At the time of this writing, the country continues to set records concerning the number of confirmed COVID-19 cases. Meanwhile, many of us in the facility cleaning field have either already welcomed back faculty and students, or, at least, hope to do so again in the coming weeks.
While it’s natural to want to make facility occupants feel safe and secure during these challenging times, it is also important to maintain proper cleaning protocols. We need to resist getting drawn back into the kinds of theatrical cleaning techniques which can impact indoor air quality (IAQ). Instead, we need to make sure that all the steps we have taken to mitigate the risk of COVID-19 are easy to understand and readily available, which also help to impart the guiding principles of sustainable cleaning practices.
Schools across the country have varied in their reopening strategies. Some opened completely, closed, and reopened again. Others have remained closed. Then there are districts like mine that have moved very slowly toward fully reopening. Throughout these shifting reopening efforts, we have all experienced varying degrees of anxiety, in some cases more than once.
In August, my district brought back “impossible-to-convert” and “difficult-to-convert” classes. Examples of these include auto, welding, construction, chemistry labs, and some art/theater type of instruction spaces.
Thankfully, we had a wealth of information about the steps necessary to ensure that all possible safety measures could be put in place. For the most part, reopening these spaces went well, but it also meant more people would now be present on campus. As the campus population grew, naturally, so did the number of confirmed COVID-19 cases and questions about indoor air quality.

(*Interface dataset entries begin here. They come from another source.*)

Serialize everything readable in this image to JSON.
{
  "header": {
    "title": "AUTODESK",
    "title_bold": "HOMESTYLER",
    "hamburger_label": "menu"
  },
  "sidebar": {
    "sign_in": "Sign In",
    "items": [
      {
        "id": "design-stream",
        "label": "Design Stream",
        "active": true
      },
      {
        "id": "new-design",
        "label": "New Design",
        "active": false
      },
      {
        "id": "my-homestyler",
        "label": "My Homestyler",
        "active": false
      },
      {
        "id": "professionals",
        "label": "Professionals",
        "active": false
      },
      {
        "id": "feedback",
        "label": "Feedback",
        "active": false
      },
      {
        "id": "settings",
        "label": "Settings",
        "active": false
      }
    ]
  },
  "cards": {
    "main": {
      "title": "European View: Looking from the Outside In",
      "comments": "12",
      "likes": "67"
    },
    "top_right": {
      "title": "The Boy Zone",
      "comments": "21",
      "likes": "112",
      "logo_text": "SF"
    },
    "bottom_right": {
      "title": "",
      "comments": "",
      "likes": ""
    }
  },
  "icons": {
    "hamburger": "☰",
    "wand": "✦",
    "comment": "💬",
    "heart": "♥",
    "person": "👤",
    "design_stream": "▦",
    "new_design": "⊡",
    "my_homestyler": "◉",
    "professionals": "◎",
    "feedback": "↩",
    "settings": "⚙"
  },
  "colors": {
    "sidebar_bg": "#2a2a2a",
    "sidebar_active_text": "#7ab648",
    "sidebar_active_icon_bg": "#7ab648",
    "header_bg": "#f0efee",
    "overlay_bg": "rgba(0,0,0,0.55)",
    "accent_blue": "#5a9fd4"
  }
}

Talking about IAQ is fun when interacting with someone who works in the field, because all the acronyms make sense. But for individuals who don’t truly live and breathe HVAC (heating, ventilation, air conditioning), it can be easy to get lost in the alphabet soup of acronyms and abbreviations.
This is where you, as the facility executive, will save the day by managing the expectations of both the end users and facilities personnel. Here are a few steps for success.
Step one is transparency. Make sure that everything the department is doing is featured on the organization’s website. That way, those who want to know about how many times the system is doing a complete air exchange or what type of air filter is being used can have access to that information.
Directing people to the website means that you don’t get stuck in the weeds about the details that you may not be fully aware of. This level of transparency also helps ensure that your partners on the facility side are aware of the concerns. It will help them get ahead of the request by knowing, for example, which building needs to come online first because a particular type of class will be taking place there.
News Source: https://www.cleanlink.com/hs/article/Managing-Indoor-Air-Quality-Expectations–28125